What I love about Marsanne is it’s anti-white-wine attitude. Native to the Northern Rhône valley, it’s most commonly associated with its counterpart, Rousanne, creating the classically-styled white Rhône blend. Most often, the dominant varietal in the blend is, in fact, the Rousanne, which brings out a bit more fruit and floral flavors, along with a smooth, rounded texture. It’s Marsanne, however that highlights more of the “meatiness,” if you will — often with a bit of nuttiness, spices, and a textural mouthfeel. In other words, it gives the white blend its substance.

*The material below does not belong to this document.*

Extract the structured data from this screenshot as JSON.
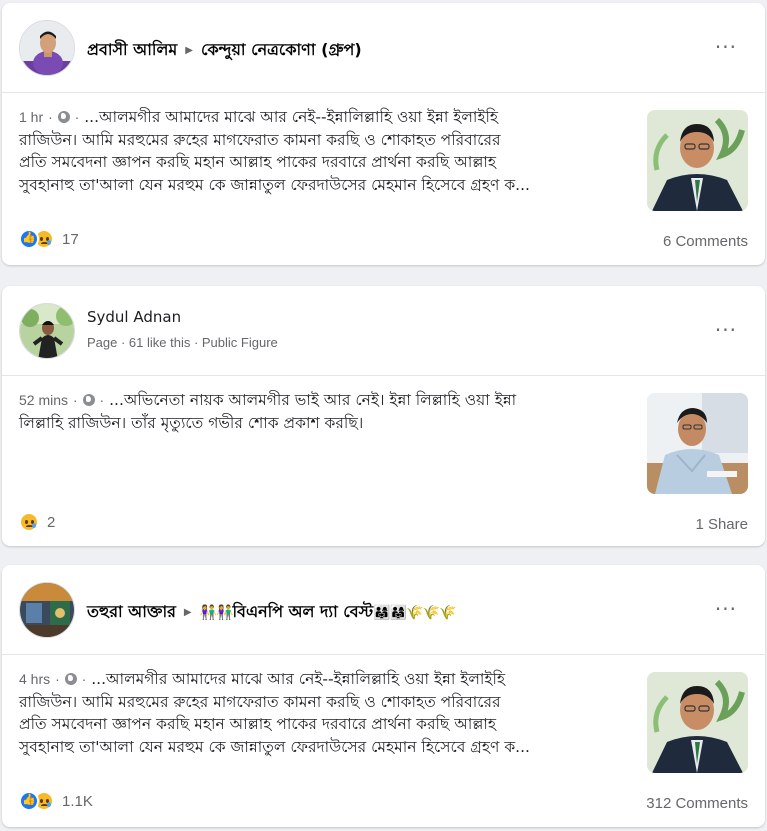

However, we don’t see a lot of Marsanne bottled on its own. Despite being a seemingly “strong” wine, the grape is a hard one to grow — one must not pick it too early, lest the grape is underdeveloped and lacking in flavor, nor can one pick it too late, lest it over-ripen, producing a funky-colored skin and a perceived sweetness with flavors like honey or even raisens. So how do you get this Goldilocks of a grape “just right” — with the proper ratio of flavor to texture — and produce a stand-alone, single-varietal wine? Let’s ask an expert, Larry Schaffer, of Tercero Wines who (spoiler alert to this review) definitely got it just right.
“This has been such a fun grape to work with and wine to make – so excited that I did,” says Larry Schaffer, owner and winemaker of Tercero Wines. And, in fact, it’s a fun wine to drink, as Larry keeps this seemingly dark horse of a wine vibrant and indicative of the real fruit.
Once again, Larry’s chosen to work with a grape that’s often blended away amongst other varietals, and one that’s no longer easily found within California’s modern wine regions. That may be due, in part, to the fact that it’s not an easy grape to work with, often producing highly tannic and acidic wines. As a result, some vintners choose to let the buds hang a little longer; many will ferment the juice and age the wine in newer oak barrels, softening all of Carignane’s innate harshness. Not so with Larry…
It’s Tuesday and you want a glass of wine. It’s Friday night and you’ve just ordered a pizza and — want a glass of wine. It’s Sunday and you’re having a few guests over for brunch who may just, well, want a glass of wine. Casual, everyday situations call for a glass of wine, but you don’t want to necessarily open something “special.” You want to open, what I call, a reliable “daily drinker.” And here is where Hahn excels: While they produce some magnificently refined single-vineyard expressions of their flagship varietals, Pinot Noir and Chardonnay, they also dedicate their simply stated Hahn line of wines to the daily drinker.
“I want to make wines that everybody enjoys,” says Hahn winemaker Paul Clifton. And, indeed, he does. From the elegantly balanced Lone Oak Vineyard Chardonnay under the Lucienne label, to the exclusive “tasting-room-only” Smith and Hook Cabernet — and this, supermarket staple Hahn Monterey County Chardonnay.
Hahn is a household name. And it should be, as the Hahn family were basically the founding vintners of Monterey County’s Santa Lucia Highland AVA. Nicolaus (Nicky) and Gaby Hahn purchased their plot of SLH and planted their first vines in the 1970s, celebrating their first vintage in 1980, and in 1991 “Nicky led the charge to establish SLH as an American Viticultural Area.” Today the Hahn estate includes 650 acres of sustainably farmed vineyards.
Though you may find these wines at your local shops, you should know that Hahn is still a family owned and operated winery, with Nicky and Gaby’s son Philip at the helm. And it’s that personal, familial touch that makes these oh-so-accessible wines oh-so-special.
When I opened my friendly wine delivery from Hahn Family Wines, I was pleasantly surprised to find a GSM in the mix. I’m so used to their Pinot Noirs and Chardonnays, that I didn’t even notice the estate offers this classic Rhone-style blend. No Rhone Ranger, they don’t seem to have single-varietal Grenache, Syrah, or Mourvedre (that I could find). But using multiple vineyards from along the California Central Coast, Hahn indeed produces a beautiful expressions of all those grapes, blended in a most friendly, yet refined way… (more…)